“In a previously undisclosed secret mission in 2017,” Sciutto writes, “the United States successfully extracted from Russia one of its highest-level covert sources inside the Russian government, multiple Trump administration officials with direct knowledge told CNN.
“A person directly involved in the discussions said that the removal of the Russian was driven, in part, by concerns that President Donald Trump and his administration repeatedly mishandled classified intelligence and could contribute to exposing the covert source as a spy.
“The decision to carry out the extraction occurred soon after a May 2017 meeting in the Oval Office in which Trump discussed highly classified intelligence with Russian Foreign Minister Sergey Lavrov and then-Russian Ambassador to the US Sergey Kislyak.
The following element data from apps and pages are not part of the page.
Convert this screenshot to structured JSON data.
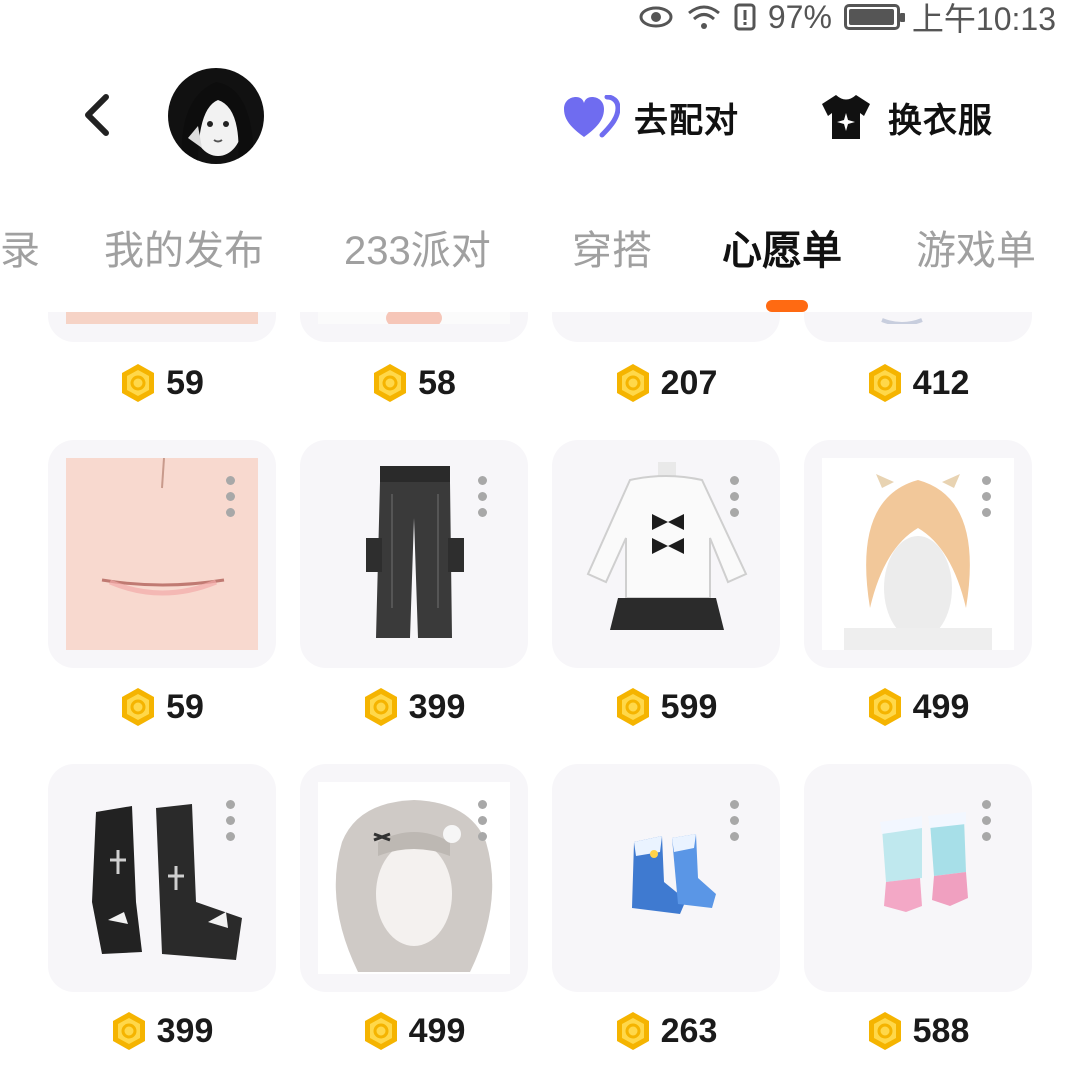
{
  "status": {
    "battery": "97%",
    "time": "上午10:13",
    "battery_level": 0.97
  },
  "header": {
    "back_icon": "chevron-left-icon",
    "pair_label": "去配对",
    "pair_icon": "heart-icon",
    "pair_color": "#6f6cf0",
    "outfit_label": "换衣服",
    "outfit_icon": "shirt-icon"
  },
  "tabs": [
    {
      "label": "录"
    },
    {
      "label": "我的发布"
    },
    {
      "label": "233派对"
    },
    {
      "label": "穿搭"
    },
    {
      "label": "心愿单",
      "active": true
    },
    {
      "label": "游戏单"
    }
  ],
  "accent": "#ff6a12",
  "items": [
    {
      "price": "59"
    },
    {
      "price": "58"
    },
    {
      "price": "207"
    },
    {
      "price": "412"
    },
    {
      "price": "59"
    },
    {
      "price": "399"
    },
    {
      "price": "599"
    },
    {
      "price": "499"
    },
    {
      "price": "399"
    },
    {
      "price": "499"
    },
    {
      "price": "263"
    },
    {
      "price": "588"
    }
  ]
}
The intelligence, concerning ISIS in Syria, had been provided by Israel. …
“The source,” Sciutto continues, “was considered the highest level source for the US inside the Kremlin, high up in the national security infrastructure, according to the source familiar with the matter and a former senior intelligence official.
“According to CNN’s sources, the spy had access to Putin and could even provide images of documents on the Russian leader’s desk.”
Since taking office, President Trump’s repeated statements about his lack of trust in U.S. intelligence point to two possible conclusions: Russia’s Putin has damaging information on Trump, or Trump does not want to take any action that could possibly affect future business dealings with Russia.
In either case, Trump’s benevolent remarks about Putin demonstrate that Trump consistently places his own interests ahead of the country.
Nonetheless, his political pressure brought to bear on NOAA, and his mishandling of intelligence now present a clear and present danger to our democracy.
This is not a republican or democratic issue. This is a national security issue.
These facts should cause Trump supporters to pause and seriously rethink backing a man who is not only manifestly dishonest, but morally incapable of listening to the advice of experts regarding science-based weather reports, or worse, heeding our nation’s security advisors who have, for decades, placed our national security ahead of politics.
Despite touting his own deal-making skills, the reality is Trump has failed to negotiate with North Korea on nuclear disarmament; he has failed to deliver a new deal with Iran and nuclear arms; he has failed to deliver a trade deal with China – which is already impacting U.S. farming; and while a deal to replace NAFTA, known as the USMCA, has been signed, it has not been passed by Congress.
Adding to an already chaotic administration, National Security Chief John Bolton resigned (or fired, depending on whose version of the truth you believe), which leaves the country not only vulnerable to enemies who might take advantage of the gap in leadership, but leaves decision-making to a man who claims, “…I have a gut, and my gut tells me more sometimes than anybody else’s brain can ever tell me.”
If the president of the United States cannot be trusted on consequential security matters, how long will Republican leadership in Congress continue to turn a blind eye to the serious threat this man poses?
And what will be the consequence of that blindness for the country?
Update: Early this morning it was revealed that the president’s acting chief of staff, Mick Mulvaney contacted Secretary of Commerce Wilbur Ross, telling him to “…publicly correct the forecasters, who had insisted that Alabama was not actually at risk from Hurricane Dorian.”
As reported by The New York Times, “After Mr. Trump told his staff on Sept. 5 to address the matter, Mr. Mulvaney called Mr. Ross, who was in Greece traveling for meetings. Mr. Ross then called Neil Jacobs, the acting administrator of NOAA, at home around 3 a.m. on Friday morning Washington time and instructed him to clear up the agency’s contradiction of the president, according to three people informed about the discussions.”
What will it take for Republican leadership to take action and when will that happen?
I will return on Monday.